- WHAT THE TASK ASKS: Could you repeat the records shown below exactly as written?

------------------------------------

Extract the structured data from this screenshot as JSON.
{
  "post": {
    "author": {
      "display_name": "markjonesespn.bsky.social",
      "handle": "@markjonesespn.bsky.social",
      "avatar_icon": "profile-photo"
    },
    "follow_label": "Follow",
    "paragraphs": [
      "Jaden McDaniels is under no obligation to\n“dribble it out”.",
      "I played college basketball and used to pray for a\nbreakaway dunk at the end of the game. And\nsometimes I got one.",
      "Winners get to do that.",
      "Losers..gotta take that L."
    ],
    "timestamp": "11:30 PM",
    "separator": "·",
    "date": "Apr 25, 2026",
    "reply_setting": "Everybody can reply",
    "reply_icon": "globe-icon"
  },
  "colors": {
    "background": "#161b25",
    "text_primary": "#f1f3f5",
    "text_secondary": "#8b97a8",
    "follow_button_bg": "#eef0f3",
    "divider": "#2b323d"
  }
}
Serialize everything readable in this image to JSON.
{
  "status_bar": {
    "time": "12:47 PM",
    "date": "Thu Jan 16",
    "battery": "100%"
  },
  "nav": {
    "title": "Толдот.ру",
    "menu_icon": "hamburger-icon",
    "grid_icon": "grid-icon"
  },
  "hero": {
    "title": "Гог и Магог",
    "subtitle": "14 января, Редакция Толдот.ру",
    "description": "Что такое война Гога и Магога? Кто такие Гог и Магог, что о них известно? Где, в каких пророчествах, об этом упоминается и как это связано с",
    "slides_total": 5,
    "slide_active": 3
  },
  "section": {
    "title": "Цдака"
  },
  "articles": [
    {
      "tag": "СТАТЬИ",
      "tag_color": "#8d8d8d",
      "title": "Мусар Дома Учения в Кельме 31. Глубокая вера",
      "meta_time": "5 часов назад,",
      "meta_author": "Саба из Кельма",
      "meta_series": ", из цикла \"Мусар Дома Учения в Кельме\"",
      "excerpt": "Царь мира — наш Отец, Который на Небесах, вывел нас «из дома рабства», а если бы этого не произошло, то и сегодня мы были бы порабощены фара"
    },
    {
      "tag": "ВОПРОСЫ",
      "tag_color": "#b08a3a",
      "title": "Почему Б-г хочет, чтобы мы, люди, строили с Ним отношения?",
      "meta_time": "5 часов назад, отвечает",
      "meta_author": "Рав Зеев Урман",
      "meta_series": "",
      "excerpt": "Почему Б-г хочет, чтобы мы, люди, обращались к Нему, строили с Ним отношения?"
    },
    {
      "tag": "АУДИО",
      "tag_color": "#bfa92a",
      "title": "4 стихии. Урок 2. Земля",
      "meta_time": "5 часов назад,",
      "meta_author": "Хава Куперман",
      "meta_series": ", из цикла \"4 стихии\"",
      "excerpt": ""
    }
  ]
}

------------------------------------

- RESPONSE TO THE EXERCISE:
Extract the structured data from this screenshot as JSON.
{
  "post": {
    "author": {
      "display_name": "markjonesespn.bsky.social",
      "handle": "@markjonesespn.bsky.social",
      "avatar_icon": "profile-photo"
    },
    "follow_label": "Follow",
    "paragraphs": [
      "Jaden McDaniels is under no obligation to\n“dribble it out”.",
      "I played college basketball and used to pray for a\nbreakaway dunk at the end of the game. And\nsometimes I got one.",
      "Winners get to do that.",
      "Losers..gotta take that L."
    ],
    "timestamp": "11:30 PM",
    "separator": "·",
    "date": "Apr 25, 2026",
    "reply_setting": "Everybody can reply",
    "reply_icon": "globe-icon"
  },
  "colors": {
    "background": "#161b25",
    "text_primary": "#f1f3f5",
    "text_secondary": "#8b97a8",
    "follow_button_bg": "#eef0f3",
    "divider": "#2b323d"
  }
}
Serialize everything readable in this image to JSON.
{
  "status_bar": {
    "time": "12:47 PM",
    "date": "Thu Jan 16",
    "battery": "100%"
  },
  "nav": {
    "title": "Толдот.ру",
    "menu_icon": "hamburger-icon",
    "grid_icon": "grid-icon"
  },
  "hero": {
    "title": "Гог и Магог",
    "subtitle": "14 января, Редакция Толдот.ру",
    "description": "Что такое война Гога и Магога? Кто такие Гог и Магог, что о них известно? Где, в каких пророчествах, об этом упоминается и как это связано с",
    "slides_total": 5,
    "slide_active": 3
  },
  "section": {
    "title": "Цдака"
  },
  "articles": [
    {
      "tag": "СТАТЬИ",
      "tag_color": "#8d8d8d",
      "title": "Мусар Дома Учения в Кельме 31. Глубокая вера",
      "meta_time": "5 часов назад,",
      "meta_author": "Саба из Кельма",
      "meta_series": ", из цикла \"Мусар Дома Учения в Кельме\"",
      "excerpt": "Царь мира — наш Отец, Который на Небесах, вывел нас «из дома рабства», а если бы этого не произошло, то и сегодня мы были бы порабощены фара"
    },
    {
      "tag": "ВОПРОСЫ",
      "tag_color": "#b08a3a",
      "title": "Почему Б-г хочет, чтобы мы, люди, строили с Ним отношения?",
      "meta_time": "5 часов назад, отвечает",
      "meta_author": "Рав Зеев Урман",
      "meta_series": "",
      "excerpt": "Почему Б-г хочет, чтобы мы, люди, обращались к Нему, строили с Ним отношения?"
    },
    {
      "tag": "АУДИО",
      "tag_color": "#bfa92a",
      "title": "4 стихии. Урок 2. Земля",
      "meta_time": "5 часов назад,",
      "meta_author": "Хава Куперман",
      "meta_series": ", из цикла \"4 стихии\"",
      "excerpt": ""
    }
  ]
}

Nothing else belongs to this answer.